Available sizes: 10.5-inch to 12-inch
Smithey Ironware Company Skillet
In most industries, retrospective homages to products past are meant more to trigger nostalgia than perform to the day’s standards. This is not so in cast-iron. Smithey’s skillets are made with heavy gauge iron, a three-finger front grip and an exquisitely milled down, pre-seasoned cooking surface. There’s even a heat ring on the base of the pan, so if you somehow find yourself standing in front of an old indented wood stove, you’ll fit right in.
Available sizes: 8-inch, 10-inch 12-inch (everything in between)
Finex Cast Iron Cookware Company Skillet

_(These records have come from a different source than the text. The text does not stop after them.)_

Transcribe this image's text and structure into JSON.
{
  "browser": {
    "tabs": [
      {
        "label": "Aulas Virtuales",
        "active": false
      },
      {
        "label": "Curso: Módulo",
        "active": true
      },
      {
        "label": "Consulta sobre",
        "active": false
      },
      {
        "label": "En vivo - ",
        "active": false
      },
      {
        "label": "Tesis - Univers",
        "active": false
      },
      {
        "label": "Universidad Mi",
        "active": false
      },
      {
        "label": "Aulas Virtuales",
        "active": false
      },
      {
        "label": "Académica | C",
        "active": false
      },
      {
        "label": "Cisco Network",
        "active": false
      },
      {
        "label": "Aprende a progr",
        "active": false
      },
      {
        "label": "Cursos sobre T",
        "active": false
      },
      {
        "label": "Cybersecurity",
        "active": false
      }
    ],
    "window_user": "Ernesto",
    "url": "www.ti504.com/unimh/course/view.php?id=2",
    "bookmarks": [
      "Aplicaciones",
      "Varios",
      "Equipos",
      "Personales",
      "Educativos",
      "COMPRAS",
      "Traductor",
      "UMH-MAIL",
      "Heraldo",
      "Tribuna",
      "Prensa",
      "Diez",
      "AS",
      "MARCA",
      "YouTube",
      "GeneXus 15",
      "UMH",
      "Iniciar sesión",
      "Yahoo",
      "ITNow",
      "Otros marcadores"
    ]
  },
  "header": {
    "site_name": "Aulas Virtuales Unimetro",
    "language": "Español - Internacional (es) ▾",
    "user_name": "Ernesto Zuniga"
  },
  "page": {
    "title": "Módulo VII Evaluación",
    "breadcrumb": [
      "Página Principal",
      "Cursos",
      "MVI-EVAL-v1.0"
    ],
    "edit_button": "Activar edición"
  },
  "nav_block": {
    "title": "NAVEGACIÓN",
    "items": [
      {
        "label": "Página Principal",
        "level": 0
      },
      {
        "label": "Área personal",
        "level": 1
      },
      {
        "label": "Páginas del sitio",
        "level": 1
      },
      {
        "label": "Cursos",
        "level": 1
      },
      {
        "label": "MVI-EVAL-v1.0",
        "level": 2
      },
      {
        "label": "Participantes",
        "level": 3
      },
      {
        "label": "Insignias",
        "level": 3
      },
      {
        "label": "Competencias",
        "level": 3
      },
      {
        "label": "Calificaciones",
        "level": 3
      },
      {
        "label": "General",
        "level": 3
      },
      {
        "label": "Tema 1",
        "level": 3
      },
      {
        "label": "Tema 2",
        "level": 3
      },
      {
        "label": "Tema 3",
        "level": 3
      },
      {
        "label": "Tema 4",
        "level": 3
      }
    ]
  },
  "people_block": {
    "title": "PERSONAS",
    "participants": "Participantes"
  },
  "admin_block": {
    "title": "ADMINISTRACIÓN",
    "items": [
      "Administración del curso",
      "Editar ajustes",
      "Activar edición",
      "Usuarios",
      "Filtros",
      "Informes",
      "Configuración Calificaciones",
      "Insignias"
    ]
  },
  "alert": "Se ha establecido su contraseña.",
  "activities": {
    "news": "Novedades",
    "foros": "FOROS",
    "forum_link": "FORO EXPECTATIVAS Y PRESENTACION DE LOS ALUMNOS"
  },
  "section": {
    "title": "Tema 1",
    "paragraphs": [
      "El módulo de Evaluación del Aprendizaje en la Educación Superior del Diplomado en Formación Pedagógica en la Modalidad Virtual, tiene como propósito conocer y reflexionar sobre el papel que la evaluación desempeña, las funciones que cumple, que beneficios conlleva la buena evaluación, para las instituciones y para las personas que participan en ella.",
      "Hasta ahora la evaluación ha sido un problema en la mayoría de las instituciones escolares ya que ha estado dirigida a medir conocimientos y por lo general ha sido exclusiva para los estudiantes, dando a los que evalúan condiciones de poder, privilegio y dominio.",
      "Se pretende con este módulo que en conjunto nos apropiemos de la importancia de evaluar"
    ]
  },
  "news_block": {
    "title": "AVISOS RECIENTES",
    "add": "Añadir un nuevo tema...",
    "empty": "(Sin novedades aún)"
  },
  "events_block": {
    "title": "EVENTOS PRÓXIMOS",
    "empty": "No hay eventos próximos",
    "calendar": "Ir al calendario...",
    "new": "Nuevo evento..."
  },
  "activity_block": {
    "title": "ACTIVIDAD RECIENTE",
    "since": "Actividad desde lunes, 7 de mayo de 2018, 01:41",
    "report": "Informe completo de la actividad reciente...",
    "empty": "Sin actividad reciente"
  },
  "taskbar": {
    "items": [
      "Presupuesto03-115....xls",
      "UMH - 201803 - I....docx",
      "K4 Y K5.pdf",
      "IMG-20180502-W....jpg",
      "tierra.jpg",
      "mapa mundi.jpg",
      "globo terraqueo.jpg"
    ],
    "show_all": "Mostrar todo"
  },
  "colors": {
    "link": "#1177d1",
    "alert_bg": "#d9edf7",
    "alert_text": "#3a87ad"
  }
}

The Finex pan sports a similar machine-smoothed cooking surface as others on our list. The corners create many areas to pour out sauces or excess grease, yes, but there isn’t much out there on its proficiency in the oven. This particular skillet’s cooking surface is also just a quarter-inch shy of standard pie size. The base of Finex pieces is thicker than your typical cast-iron base, providing more balanced cooking temperatures. This is useful when dealing with the longer cook times baking often entails. The trademark corners are absolutely ripe to wedge spatulas into to lift your hard work out of the pan. You can even get a lid for the thing.
Available sizes: 8-inch, 10-inch, 12-inch
Borough Furnace Skillet
Based in Owego, New York, Borough Furnace has its eye trained on unique skillets. Its pans feature low walls that allow more air flow than any other on this list, an extra-large front grip and a really, really heavy base. But it’s also the most eco-minded skillet maker out there. The whole facility is run off wind off-sets and solar power, and every skillet is made with recycled iron. The only downside? The handle’s unique shape isn’t a very comfortable grip.
Available sizes: 9-inch, 10.5-inch